When the board’s edge is hollow along its length, I start at one end and plane the full length of the board. At first, the plane will only cut at the two ends of the board. That’s because its long sole keeps the blade riding above the low areas. As the edge gets closer to flat, the areas at the ends that the plane is cutting will get longer and longer.
Eventually, the two areas being planed will meet at about the center of the board and the plane will make one long continuous cut from one end of the board to the other. This is the last shaving I take. At this point, the edge of the board should be about as straight as the plane is capable of making it with that particular setting.
The finer the cut is, the flatter the edge will be. I try to make the last couple of passes with a very finely set plane in order to get the edge as close to perfectly flat as I can. Once the jointer plane has taken its final long, continuous shaving, I’ll confirm the condition of the edge of the board with a straight edge, and, if required, a try square.
If the edge is crowned along its length to start out, I approach it a bit differently. Put quite simply, if the edge starts out crowned along its length, I make it hollow before I make it straight. It should be fairly obvious from my description above how the hollow aids the process of straightening the edge by using the two separate shavings as a depth stop. When the edge is crowned, however, the plane will simply follow the contour of the board’s edge. So planing from end to end will only serve to create a narrower board that still has a crown along its length. Therefore, I remove the crown first, and turn it into a hollow that I can then use as a depth stop as described above.
To remove the crown, I start by planing only the center of the board’s edge. I start with only the middle 6″ or so and make passes with the plane until it stops cutting. Then I’ll lengthen the stroke of the plane so I’m planing the center 12″ or so, again, until the plane stops cutting. If you need a visual cue to judge your progress, making marks across the board’s edge with a pencil or marker will show you where you have planed and where you have not.

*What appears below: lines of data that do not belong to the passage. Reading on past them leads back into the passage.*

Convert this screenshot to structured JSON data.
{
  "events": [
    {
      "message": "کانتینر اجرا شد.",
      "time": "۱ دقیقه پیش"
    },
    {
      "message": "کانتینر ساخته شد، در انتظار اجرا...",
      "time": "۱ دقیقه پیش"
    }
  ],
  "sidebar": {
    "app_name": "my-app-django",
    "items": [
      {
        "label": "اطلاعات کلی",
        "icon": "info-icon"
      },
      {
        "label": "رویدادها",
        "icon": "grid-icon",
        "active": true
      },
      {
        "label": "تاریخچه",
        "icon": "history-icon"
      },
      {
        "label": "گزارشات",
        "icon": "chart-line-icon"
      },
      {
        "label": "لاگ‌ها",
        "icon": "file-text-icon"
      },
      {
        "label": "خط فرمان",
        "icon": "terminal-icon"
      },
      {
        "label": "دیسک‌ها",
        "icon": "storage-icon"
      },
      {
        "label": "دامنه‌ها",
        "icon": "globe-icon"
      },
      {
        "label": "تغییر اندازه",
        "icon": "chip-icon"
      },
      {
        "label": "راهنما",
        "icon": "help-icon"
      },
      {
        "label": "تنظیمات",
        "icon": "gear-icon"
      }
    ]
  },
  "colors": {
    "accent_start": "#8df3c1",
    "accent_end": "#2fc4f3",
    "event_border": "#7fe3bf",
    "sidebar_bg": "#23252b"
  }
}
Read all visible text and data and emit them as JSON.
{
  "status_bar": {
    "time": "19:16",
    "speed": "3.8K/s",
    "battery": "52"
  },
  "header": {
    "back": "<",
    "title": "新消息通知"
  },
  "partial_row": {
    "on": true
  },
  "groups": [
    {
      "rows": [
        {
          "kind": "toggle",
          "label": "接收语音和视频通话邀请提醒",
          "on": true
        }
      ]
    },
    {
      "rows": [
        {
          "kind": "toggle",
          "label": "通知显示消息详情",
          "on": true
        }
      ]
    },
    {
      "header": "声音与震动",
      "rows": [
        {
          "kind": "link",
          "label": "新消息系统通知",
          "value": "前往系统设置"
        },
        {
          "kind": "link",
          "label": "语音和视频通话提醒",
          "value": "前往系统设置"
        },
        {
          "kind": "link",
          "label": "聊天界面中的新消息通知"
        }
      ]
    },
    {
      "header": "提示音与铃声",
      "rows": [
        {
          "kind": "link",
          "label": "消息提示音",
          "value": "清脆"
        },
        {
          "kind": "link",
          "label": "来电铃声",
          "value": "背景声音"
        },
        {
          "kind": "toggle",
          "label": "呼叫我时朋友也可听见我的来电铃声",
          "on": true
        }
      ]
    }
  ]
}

This process is continued, gradually lengthening the center area being planed until the entire edge, with the exception of perhaps the last 1-2″ at each end, has been planed and the edge is hollow along its length. Then it’s just a matter of planing from end to end and using the two shavings as a depth stop as described for the hollow edge above.
When the process is completed, I make one final check with the straight edge just to confirm that I have accomplished my task. As described above, I will also check the edge for square at this point, if it needs to be square. If the process was followed and a straight iron used in the plane, the edge should still be square.
With the first edge straight, the second edge can now be addressed, if required. If the second edge needs to be parallel to the first edge, a marking gauge is used to scribe the width by running the fence of the gauge along the planed edge. A gauge that uses a knife or pin is preferred to one that uses a pencil as the scribe line will be an aid in the process of making the second edge parallel.
Once the width is marked with the gauge, the second edge can be planed by watching the gauge line. As the edge nears completion, the wood adjacent to the gauge line will get thinner and thinner. Eventually, the thin whisker of wood will be planed off, and this signals that the second edge is parallel to the first edge and that the board is planed to the desired width.
Once the edges are addressed, the board can be planed to final thickness, if required. We’re almost there!